Near-surface seabed characterisation in deep water using shallow penetrometers
Characterising the mechanical response of soft surficial soil in deep water is difficult using conventional probe tests (CPT and T-bar) performed from a surface vessel due to the low strength of the soil. For the same reason, capture and recovery of tube samples or box cores that are then subjected to conventional laboratory tests (e.g. simple shear, triaxial) may suffer from significant sampling induced disturbance. An alternative approach is to measure the near-surface soil properties in deep water by using shallow penetrometers, such as the hemiball and toroid developed at COFS. The aim of the project is to develop our understanding of these devices.

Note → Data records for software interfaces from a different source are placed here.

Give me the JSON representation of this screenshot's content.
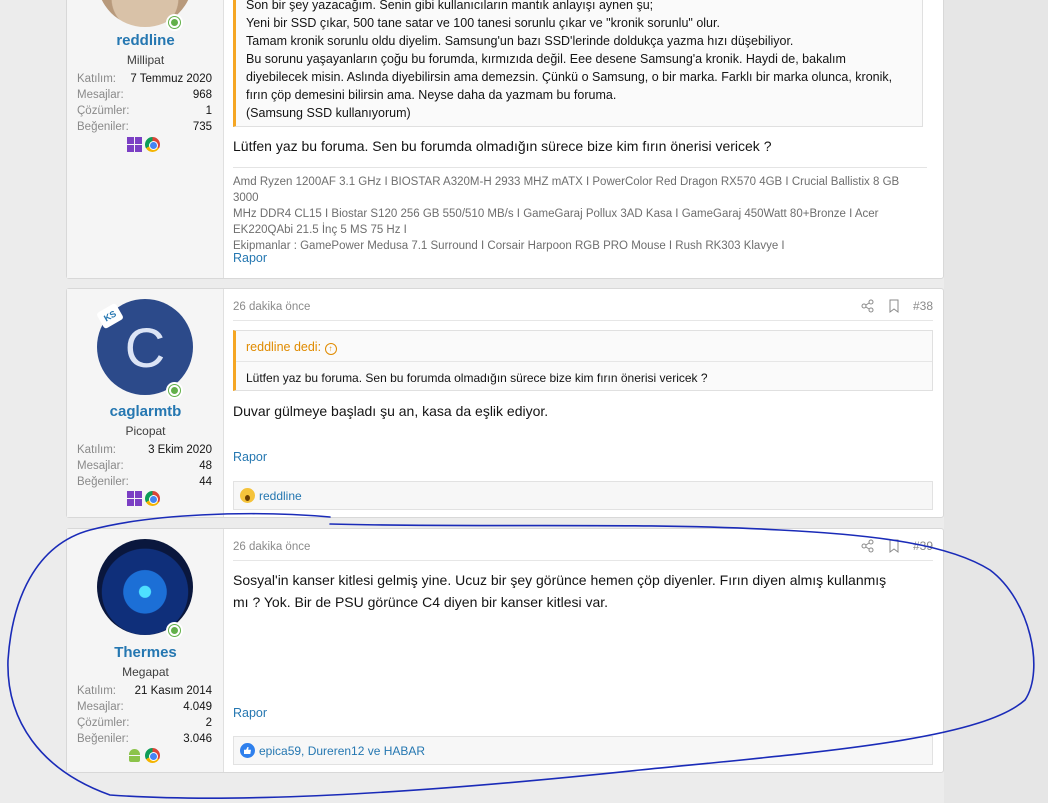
{
  "post1": {
    "user": {
      "name": "reddline",
      "title": "Millipat",
      "stats": [
        {
          "label": "Katılım:",
          "value": "7 Temmuz 2020"
        },
        {
          "label": "Mesajlar:",
          "value": "968"
        },
        {
          "label": "Çözümler:",
          "value": "1"
        },
        {
          "label": "Beğeniler:",
          "value": "735"
        }
      ],
      "badges": [
        "windows-icon",
        "chrome-icon"
      ]
    },
    "quote_lines": [
      "Son bir şey yazacağım. Senin gibi kullanıcıların mantık anlayışı aynen şu;",
      "Yeni bir SSD çıkar, 500 tane satar ve 100 tanesi sorunlu çıkar ve \"kronik sorunlu\" olur.",
      "Tamam kronik sorunlu oldu diyelim. Samsung'un bazı SSD'lerinde doldukça yazma hızı düşebiliyor.",
      "Bu sorunu yaşayanların çoğu bu forumda, kırmızıda değil. Eee desene Samsung'a kronik. Haydi de, bakalım",
      "diyebilecek misin. Aslında diyebilirsin ama demezsin. Çünkü o Samsung, o bir marka. Farklı bir marka olunca, kronik,",
      "fırın çöp demesini bilirsin ama. Neyse daha da yazmam bu foruma.",
      "(Samsung SSD kullanıyorum)"
    ],
    "body": "Lütfen yaz bu foruma. Sen bu forumda olmadığın sürece bize kim fırın önerisi vericek ?",
    "signature_lines": [
      "Amd Ryzen 1200AF 3.1 GHz I BIOSTAR A320M-H 2933 MHZ mATX I PowerColor Red Dragon RX570 4GB I Crucial Ballistix 8 GB 3000",
      "MHz DDR4 CL15 I Biostar S120 256 GB 550/510 MB/s I GameGaraj Pollux 3AD Kasa I GameGaraj 450Watt 80+Bronze I Acer",
      "EK220QAbi 21.5 İnç 5 MS 75 Hz I",
      "Ekipmanlar : GamePower Medusa 7.1 Surround I Corsair Harpoon RGB PRO Mouse I Rush RK303 Klavye I"
    ],
    "report": "Rapor"
  },
  "post2": {
    "user": {
      "name": "caglarmtb",
      "title": "Picopat",
      "avatar_letter": "C",
      "avatar_badge": "KS",
      "stats": [
        {
          "label": "Katılım:",
          "value": "3 Ekim 2020"
        },
        {
          "label": "Mesajlar:",
          "value": "48"
        },
        {
          "label": "Beğeniler:",
          "value": "44"
        }
      ],
      "badges": [
        "windows-icon",
        "chrome-icon"
      ]
    },
    "time": "26 dakika önce",
    "number": "#38",
    "quote_attr": "reddline dedi:",
    "quote_text": "Lütfen yaz bu foruma. Sen bu forumda olmadığın sürece bize kim fırın önerisi vericek ?",
    "body": "Duvar gülmeye başladı şu an, kasa da eşlik ediyor.",
    "report": "Rapor",
    "reactions": "reddline"
  },
  "post3": {
    "user": {
      "name": "Thermes",
      "title": "Megapat",
      "stats": [
        {
          "label": "Katılım:",
          "value": "21 Kasım 2014"
        },
        {
          "label": "Mesajlar:",
          "value": "4.049"
        },
        {
          "label": "Çözümler:",
          "value": "2"
        },
        {
          "label": "Beğeniler:",
          "value": "3.046"
        }
      ],
      "badges": [
        "android-icon",
        "chrome-icon"
      ]
    },
    "time": "26 dakika önce",
    "number": "#39",
    "body_lines": [
      "Sosyal'in kanser kitlesi gelmiş yine. Ucuz bir şey görünce hemen çöp diyenler. Fırın diyen almış kullanmış",
      "mı ? Yok. Bir de PSU görünce C4 diyen bir kanser kitlesi var."
    ],
    "report": "Rapor",
    "reactions": "epica59, Dureren12 ve HABAR"
  },
  "colors": {
    "link": "#2577b1",
    "quote_accent": "#f5a623",
    "online": "#63b04a",
    "annotation": "#1a2bb8"
  }
}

With suitable interpretation techniques shallow penetrometers are envisaged to be able to measure and infer parameters to describe: (i) penetration resistance, (ii) pore pressure dissipation and (iii) axial friction developed during axial and torsional loading. The aim is to develop our understanding of these devices such that their response can be used to directly predict the performance of offshore structures, such as surface pipelines.